What you have to do:
Go through the listing and copy each line with the string "They".

************

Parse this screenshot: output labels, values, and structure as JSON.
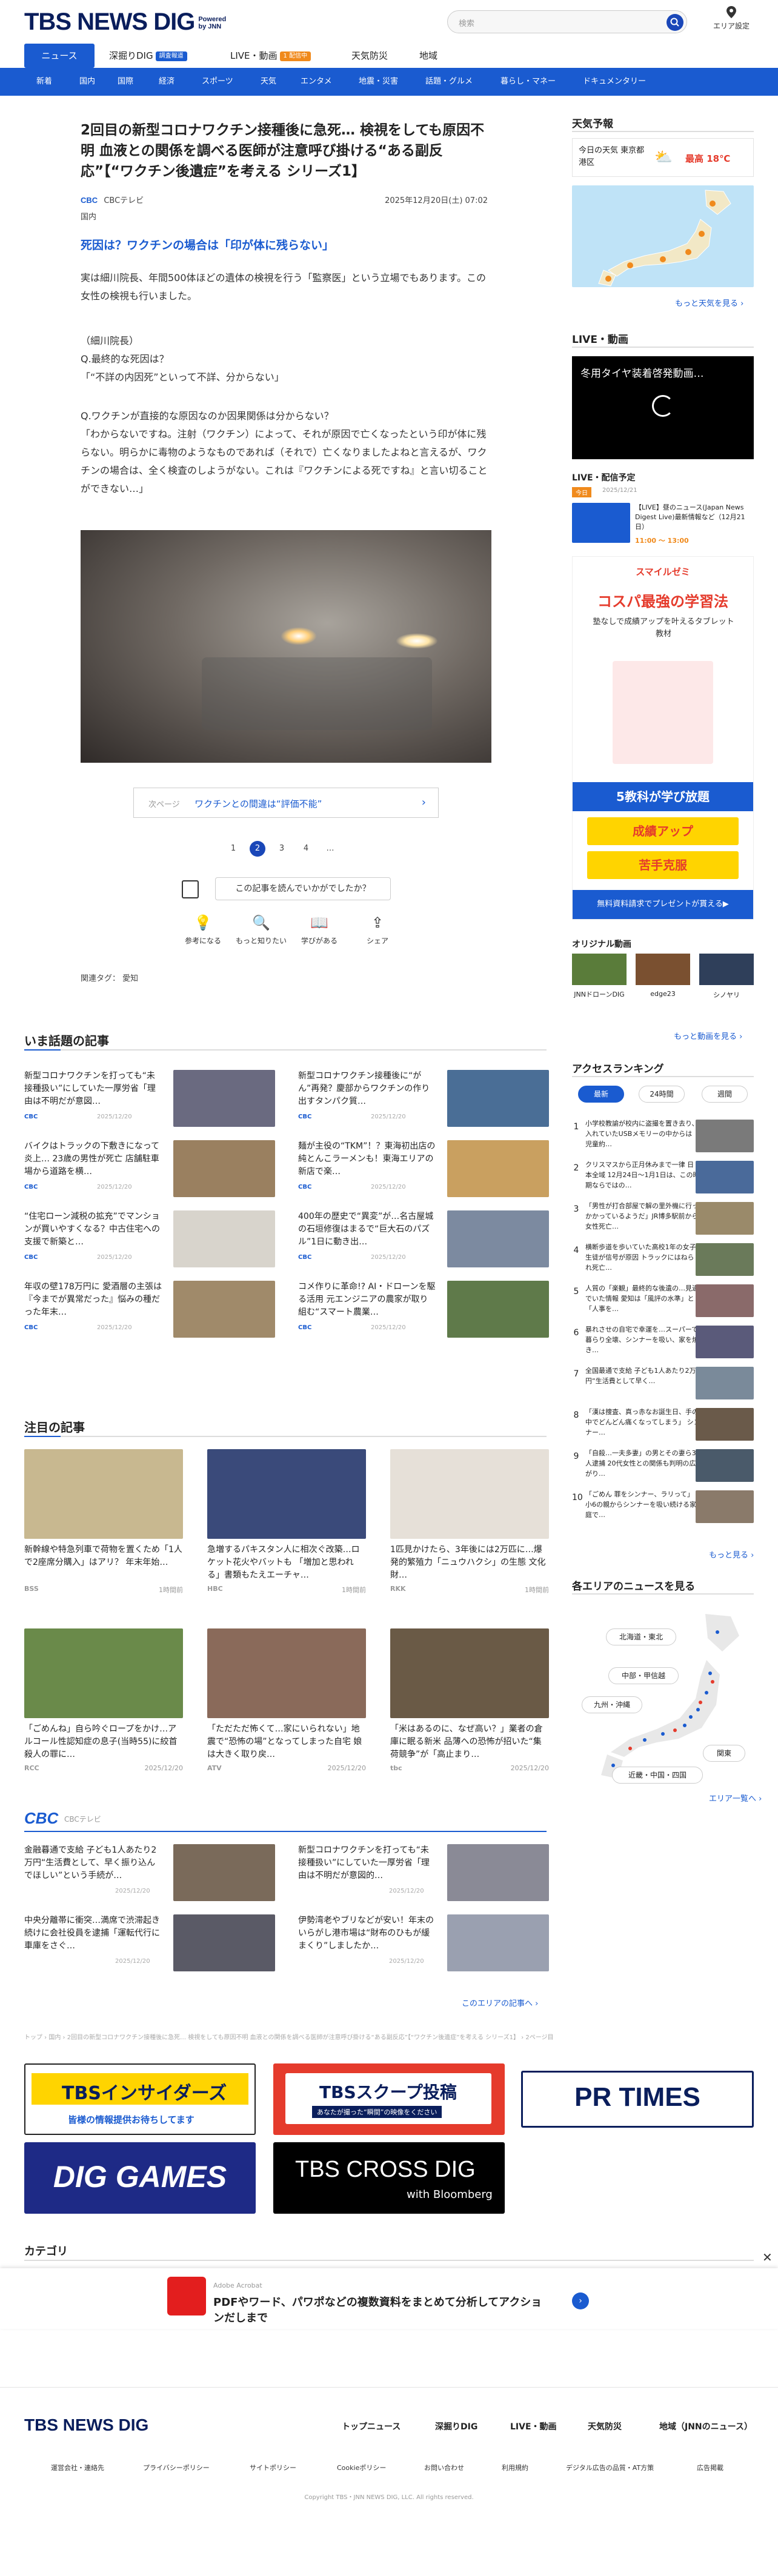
{
  "header": {
    "logo": "TBS NEWS DIG",
    "powered": "Powered by JNN",
    "search_placeholder": "検索",
    "area_label": "エリア設定"
  },
  "gnav": [
    {
      "label": "ニュース"
    },
    {
      "label": "深掘りDIG",
      "badge": "調査報道"
    },
    {
      "label": "LIVE・動画",
      "badge": "1 配信中"
    },
    {
      "label": "天気防災"
    },
    {
      "label": "地域"
    }
  ],
  "subnav": [
    "新着",
    "国内",
    "国際",
    "経済",
    "スポーツ",
    "天気",
    "エンタメ",
    "地震・災害",
    "話題・グルメ",
    "暮らし・マネー",
    "ドキュメンタリー"
  ],
  "article": {
    "title": "2回目の新型コロナワクチン接種後に急死… 検視をしても原因不明 血液との関係を調べる医師が注意呼び掛ける“ある副反応”【“ワクチン後遺症”を考える シリーズ1】",
    "source": "CBCテレビ",
    "date": "2025年12月20日(土) 07:02",
    "category": "国内",
    "subhead": "死因は？ワクチンの場合は「印が体に残らない」",
    "p1": "実は細川院長、年間500体ほどの遺体の検視を行う「監察医」という立場でもあります。この女性の検視も行いました。",
    "p2": "（細川院長）\nQ.最終的な死因は？\n「“不詳の内因死”といって不詳、分からない」",
    "p3": "Q.ワクチンが直接的な原因なのか因果関係は分からない？\n「わからないですね。注射（ワクチン）によって、それが原因で亡くなったという印が体に残らない。明らかに毒物のようなものであれば（それで）亡くなりましたよねと言えるが、ワクチンの場合は、全く検査のしようがない。これは『ワクチンによる死ですね』と言い切ることができない…」",
    "next_label": "次ページ",
    "next_title": "ワクチンとの間違は“評価不能”",
    "pages": [
      "1",
      "2",
      "3",
      "4",
      "…"
    ],
    "current_page": "2",
    "ask": "この記事を読んでいかがでしたか？",
    "reactions": [
      "参考になる",
      "もっと知りたい",
      "学びがある",
      "シェア"
    ],
    "tags_label": "関連タグ：",
    "tag": "愛知"
  },
  "trending": {
    "title": "いま話題の記事",
    "items": [
      {
        "t": "新型コロナワクチンを打っても“未接種扱い”にしていた一厚労省「理由は不明だが意図…",
        "src": "CBC",
        "d": "2025/12/20"
      },
      {
        "t": "新型コロナワクチン接種後に“がん”再発？慶部からワクチンの作り出すタンパク質…",
        "src": "CBC",
        "d": "2025/12/20"
      },
      {
        "t": "バイクはトラックの下敷きになって炎上… 23歳の男性が死亡 店舗駐車場から道路を横…",
        "src": "CBC",
        "d": "2025/12/20"
      },
      {
        "t": "麺が主役の“TKM”！？東海初出店の純とんこラーメンも！東海エリアの新店で楽…",
        "src": "CBC",
        "d": "2025/12/20"
      },
      {
        "t": "“住宅ローン減税の拡充”でマンションが買いやすくなる？中古住宅への支援で新築と…",
        "src": "CBC",
        "d": "2025/12/20"
      },
      {
        "t": "400年の歴史で“異変”が…名古屋城の石垣修復はまるで“巨大石のパズル”1日に動き出…",
        "src": "CBC",
        "d": "2025/12/20"
      },
      {
        "t": "年収の壁178万円に 愛酒層の主張は『今までが異常だった』悩みの種だった年末…",
        "src": "CBC",
        "d": "2025/12/20"
      },
      {
        "t": "コメ作りに革命!? AI・ドローンを駆る活用 元エンジニアの農家が取り組む“スマート農業…",
        "src": "CBC",
        "d": "2025/12/20"
      }
    ]
  },
  "featured": {
    "title": "注目の記事",
    "items": [
      {
        "t": "新幹線や特急列車で荷物を置くため「1人で2座席分購入」はアリ？ 年末年始…",
        "src": "BSS",
        "d": "1時間前"
      },
      {
        "t": "急増するパキスタン人に相次ぐ改築…ロケット花火やバットも 「増加と思われる」書類もたえエーチャ…",
        "src": "HBC",
        "d": "1時間前"
      },
      {
        "t": "1匹見かけたら、3年後には2万匹に…爆発的繁殖力「ニュウハクシ」の生態 文化財…",
        "src": "RKK",
        "d": "1時間前"
      },
      {
        "t": "「ごめんね」自ら吟ぐロープをかけ…アルコール性認知症の息子(当時55)に絞首 殺人の罪に…",
        "src": "RCC",
        "d": "2025/12/20"
      },
      {
        "t": "「ただただ怖くて…家にいられない」地震で“恐怖の場”となってしまった自宅 娘は大きく取り戻…",
        "src": "ATV",
        "d": "2025/12/20"
      },
      {
        "t": "「米はあるのに、なぜ高い？」業者の倉庫に眠る新米 品薄への恐怖が招いた“集荷競争”が「高止まり…",
        "src": "tbc",
        "d": "2025/12/20"
      }
    ]
  },
  "cbc_list": {
    "label": "CBCテレビ",
    "items": [
      {
        "t": "金融暮通で支給 子ども1人あたり2万円“生活費として、早く振り込んでほしい”という手続が…",
        "d": "2025/12/20"
      },
      {
        "t": "新型コロナワクチンを打っても“未接種扱い”にしていた一厚労省「理由は不明だが意図的…",
        "d": "2025/12/20"
      },
      {
        "t": "中央分離帯に衝突…満席で渋滞起き続けに会社役員を逮捕「運転代行に車庫をさぐ…",
        "d": "2025/12/20"
      },
      {
        "t": "伊勢湾老やブリなどが安い！年末のいらがし港市場は“財布のひもが緩まくり”しましたか…",
        "d": "2025/12/20"
      }
    ],
    "more": "このエリアの記事へ ›"
  },
  "breadcrumb": "トップ › 国内 › 2回目の新型コロナワクチン接種後に急死… 検視をしても原因不明 血液との関係を調べる医師が注意呼び掛ける“ある副反応”【“ワクチン後遺症”を考える シリーズ1】 › 2ページ目",
  "banners": [
    {
      "label": "TBSインサイダーズ",
      "sub": "皆様の情報提供お待ちしてます"
    },
    {
      "label": "TBSスクープ投稿",
      "sub": "あなたが撮った“瞬間”の映像をください"
    },
    {
      "label": "PR TIMES"
    },
    {
      "label": "DIG GAMES"
    },
    {
      "label": "TBS CROSS DIG",
      "sub": "with Bloomberg"
    }
  ],
  "category_title": "カテゴリ",
  "sidebar": {
    "weather_title": "天気予報",
    "weather_place": "今日の天気 東京都港区",
    "weather_high": "最高 18℃",
    "weather_more": "もっと天気を見る ›",
    "live_title": "LIVE・動画",
    "live_video": "冬用タイヤ装着啓発動画…",
    "schedule_title": "LIVE・配信予定",
    "schedule_badge": "今日",
    "schedule_date": "2025/12/21",
    "schedule_item": "【LIVE】昼のニュース(Japan News Digest Live)最新情報など（12月21日）",
    "schedule_time": "11:00 ～ 13:00",
    "original_title": "オリジナル動画",
    "original_items": [
      "JNNドローンDIG",
      "edge23",
      "シノヤリ"
    ],
    "original_more": "もっと動画を見る ›",
    "ranking_title": "アクセスランキング",
    "ranking_tabs": [
      "最新",
      "24時間",
      "週間"
    ],
    "ranking": [
      "小学校教諭が校内に盗撮を置き去り、入れていたUSBメモリーの中からは 児童約…",
      "クリスマスから正月休みまで一律 日本全域 12月24日～1月1日は、この時期ならではの…",
      "「男性が打合部屋で解の里外機に行っかかっているようだ」JR博多駅前から女性死亡…",
      "横断歩道を歩いていた高校1年の女子生徒が信号が原因 トラックにはねられ死亡…",
      "人質の「楽観」最終的な後遺の…見過でいた情報 愛知は「風評の水準」と「人事を…",
      "暴れさせの自宅で幸運を…スーパーで暮らり全壊、シンナーを吸い、家を焼き…",
      "全国最通で支給 子ども1人あたり2万円“生活費として早く…",
      "「漢は捜査、真っ赤なお誕生日、手の中でどんどん痛くなってしまう」 シンナー…",
      "「自殺…一夫多妻」の男とその妻ら3人逮捕 20代女性との関係も判明の広がり…",
      "「ごめん 罪をシンナー、ラリって」 小6の親からシンナーを吸い続ける家庭で…"
    ],
    "ranking_more": "もっと見る ›",
    "area_title": "各エリアのニュースを見る",
    "areas": [
      "北海道・東北",
      "中部・甲信越",
      "九州・沖縄",
      "関東",
      "近畿・中国・四国"
    ],
    "area_more": "エリア一覧へ ›"
  },
  "ad_sidebar": {
    "brand": "スマイルゼミ",
    "head": "コスパ最強の学習法",
    "sub": "塾なしで成績アップを叶えるタブレット教材",
    "tag1": "5教科が学び放題",
    "tag2": "成績アップ",
    "tag3": "苦手克服",
    "cta": "無料資料請求でプレゼントが貰える▶"
  },
  "bottom_ad": {
    "brand": "Adobe Acrobat",
    "text": "PDFやワード、パワポなどの複数資料をまとめて分析してアクションだしまで"
  },
  "footer": {
    "links": [
      "トップニュース",
      "深掘りDIG",
      "LIVE・動画",
      "天気防災",
      "地域（JNNのニュース）"
    ],
    "small": [
      "運営会社・連絡先",
      "プライバシーポリシー",
      "サイトポリシー",
      "Cookieポリシー",
      "お問い合わせ",
      "利用規約",
      "デジタル広告の品質・AT方策",
      "広告掲載"
    ],
    "copyright": "Copyright TBS・JNN NEWS DIG, LLC. All rights reserved."
  },
  "colors": {
    "brand_blue": "#1a5bd0",
    "navy": "#0a1e5c",
    "accent_orange": "#f08a1c"
  }
}
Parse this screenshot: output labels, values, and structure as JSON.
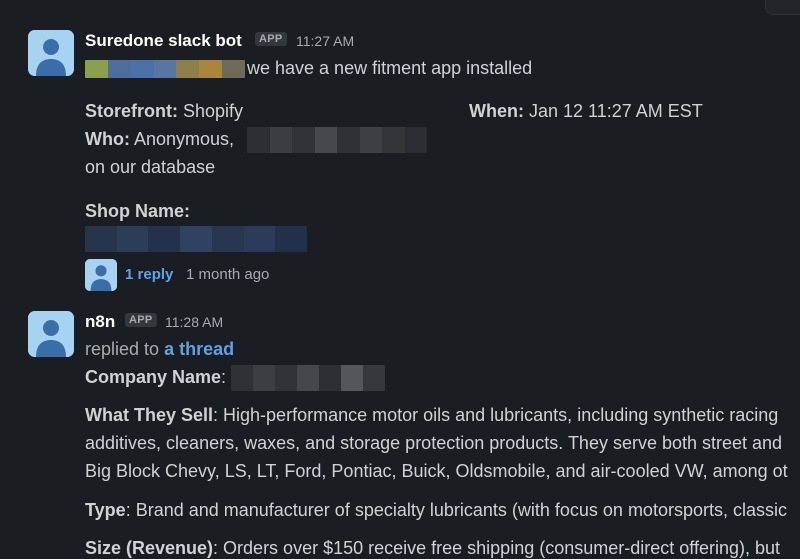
{
  "messages": [
    {
      "sender": "Suredone slack bot",
      "badge": "APP",
      "time": "11:27 AM",
      "intro_text": "we have a new fitment app installed",
      "storefront_label": "Storefront:",
      "storefront_value": " Shopify",
      "when_label": "When:",
      "when_value": " Jan 12 11:27 AM EST",
      "who_label": "Who:",
      "who_value": " Anonymous,",
      "who_line2": "on our database",
      "shop_name_label": "Shop Name:",
      "reply_count": "1 reply",
      "reply_time": "1 month ago",
      "avatar_icon": "person-avatar-icon"
    },
    {
      "sender": "n8n",
      "badge": "APP",
      "time": "11:28 AM",
      "replied_prefix": "replied to ",
      "replied_link": "a thread",
      "company_label": "Company Name",
      "company_sep": ":",
      "what_label": "What They Sell",
      "what_line1": ": High-performance motor oils and lubricants, including synthetic racing",
      "what_line2": "additives, cleaners, waxes, and storage protection products. They serve both street and",
      "what_line3": "Big Block Chevy, LS, LT, Ford, Pontiac, Buick, Oldsmobile, and air-cooled VW, among ot",
      "type_label": "Type",
      "type_value": ": Brand and manufacturer of specialty lubricants (with focus on motorsports, classic",
      "size_label": "Size (Revenue)",
      "size_value": ": Orders over $150 receive free shipping (consumer-direct offering), but",
      "avatar_icon": "person-avatar-icon"
    }
  ],
  "colors": {
    "background": "#1a1d21",
    "text": "#d1d2d3",
    "link": "#5da3e8",
    "avatar_bg": "#a7d3f2",
    "avatar_figure": "#3a6ea8"
  }
}
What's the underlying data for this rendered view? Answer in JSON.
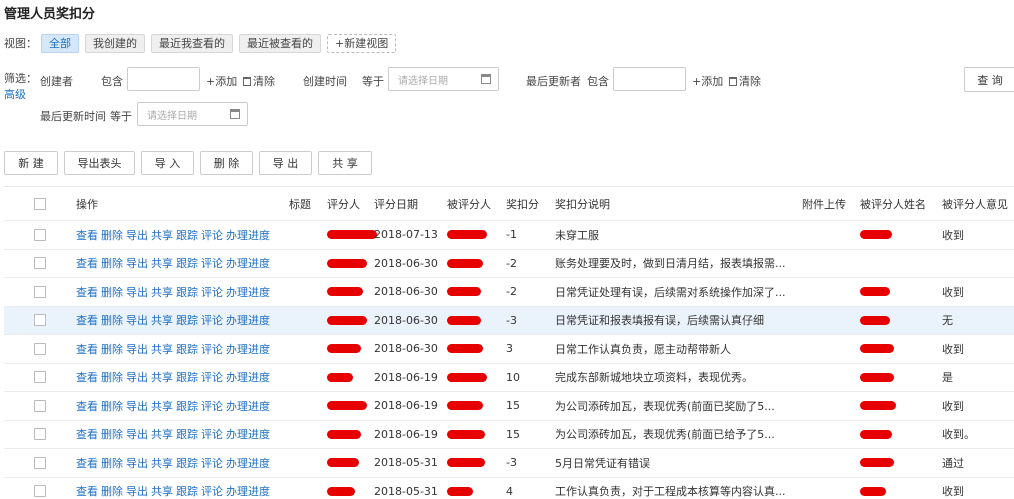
{
  "page": {
    "title": "管理人员奖扣分"
  },
  "views": {
    "label": "视图：",
    "tabs": [
      "全部",
      "我创建的",
      "最近我查看的",
      "最近被查看的"
    ],
    "new_view": "+新建视图"
  },
  "filter": {
    "label": "筛选：",
    "advanced": "高级",
    "creator": "创建者",
    "contains": "包含",
    "add": "+添加",
    "clear": "清除",
    "create_time": "创建时间",
    "equals": "等于",
    "date_placeholder": "请选择日期",
    "last_updater": "最后更新者",
    "last_update_time": "最后更新时间",
    "query": "查 询"
  },
  "toolbar": {
    "new": "新 建",
    "export_header": "导出表头",
    "import": "导 入",
    "delete": "删 除",
    "export": "导 出",
    "share": "共 享"
  },
  "table": {
    "columns": [
      "操作",
      "标题",
      "评分人",
      "评分日期",
      "被评分人",
      "奖扣分",
      "奖扣分说明",
      "附件上传",
      "被评分人姓名",
      "被评分人意见"
    ],
    "actions": [
      "查看",
      "删除",
      "导出",
      "共享",
      "跟踪",
      "评论",
      "办理进度"
    ],
    "rows": [
      {
        "date": "2018-07-13",
        "points": "-1",
        "desc": "未穿工服",
        "opinion": "收到"
      },
      {
        "date": "2018-06-30",
        "points": "-2",
        "desc": "账务处理要及时，做到日清月结，报表填报需...",
        "opinion": ""
      },
      {
        "date": "2018-06-30",
        "points": "-2",
        "desc": "日常凭证处理有误，后续需对系统操作加深了...",
        "opinion": "收到"
      },
      {
        "date": "2018-06-30",
        "points": "-3",
        "desc": "日常凭证和报表填报有误，后续需认真仔细",
        "opinion": "无"
      },
      {
        "date": "2018-06-30",
        "points": "3",
        "desc": "日常工作认真负责，愿主动帮带新人",
        "opinion": "收到"
      },
      {
        "date": "2018-06-19",
        "points": "10",
        "desc": "完成东部新城地块立项资料，表现优秀。",
        "opinion": "是"
      },
      {
        "date": "2018-06-19",
        "points": "15",
        "desc": "为公司添砖加瓦，表现优秀(前面已奖励了5...",
        "opinion": "收到"
      },
      {
        "date": "2018-06-19",
        "points": "15",
        "desc": "为公司添砖加瓦，表现优秀(前面已给予了5...",
        "opinion": "收到。"
      },
      {
        "date": "2018-05-31",
        "points": "-3",
        "desc": "5月日常凭证有错误",
        "opinion": "通过"
      },
      {
        "date": "2018-05-31",
        "points": "4",
        "desc": "工作认真负责，对于工程成本核算等内容认真...",
        "opinion": "收到"
      }
    ]
  }
}
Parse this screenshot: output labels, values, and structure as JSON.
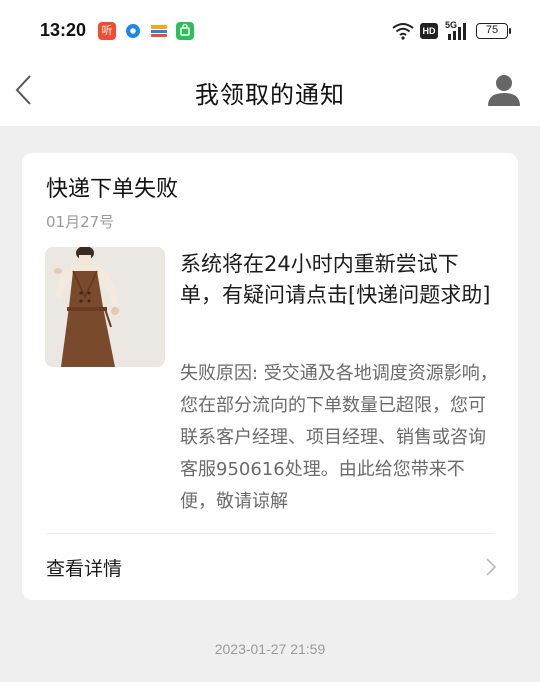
{
  "status_bar": {
    "time": "13:20",
    "app_icons": [
      {
        "name": "ting-app-icon",
        "glyph": "听",
        "color": "#f24d2e"
      },
      {
        "name": "browser-app-icon",
        "glyph": "",
        "color": "#1e88e5"
      },
      {
        "name": "wallet-app-icon",
        "glyph": "",
        "color": "#f5a623"
      },
      {
        "name": "shopping-app-icon",
        "glyph": "",
        "color": "#2fbf5a"
      }
    ],
    "hd_label": "HD",
    "network_label": "5G",
    "battery": "75"
  },
  "nav": {
    "title": "我领取的通知"
  },
  "notification": {
    "title": "快递下单失败",
    "date": "01月27号",
    "headline": "系统将在24小时内重新尝试下单，有疑问请点击[快递问题求助]",
    "reason": "失败原因: 受交通及各地调度资源影响，您在部分流向的下单数量已超限，您可联系客户经理、项目经理、销售或咨询客服950616处理。由此给您带来不便，敬请谅解",
    "details_label": "查看详情"
  },
  "footer": {
    "timestamp": "2023-01-27 21:59"
  },
  "colors": {
    "background": "#efefef",
    "card": "#ffffff",
    "muted_text": "#999999"
  }
}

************

Result:
      "what_label": "What They Sell",
      "what_line2": "additives, cleaners, waxes, and storage protection products. They serve both street and",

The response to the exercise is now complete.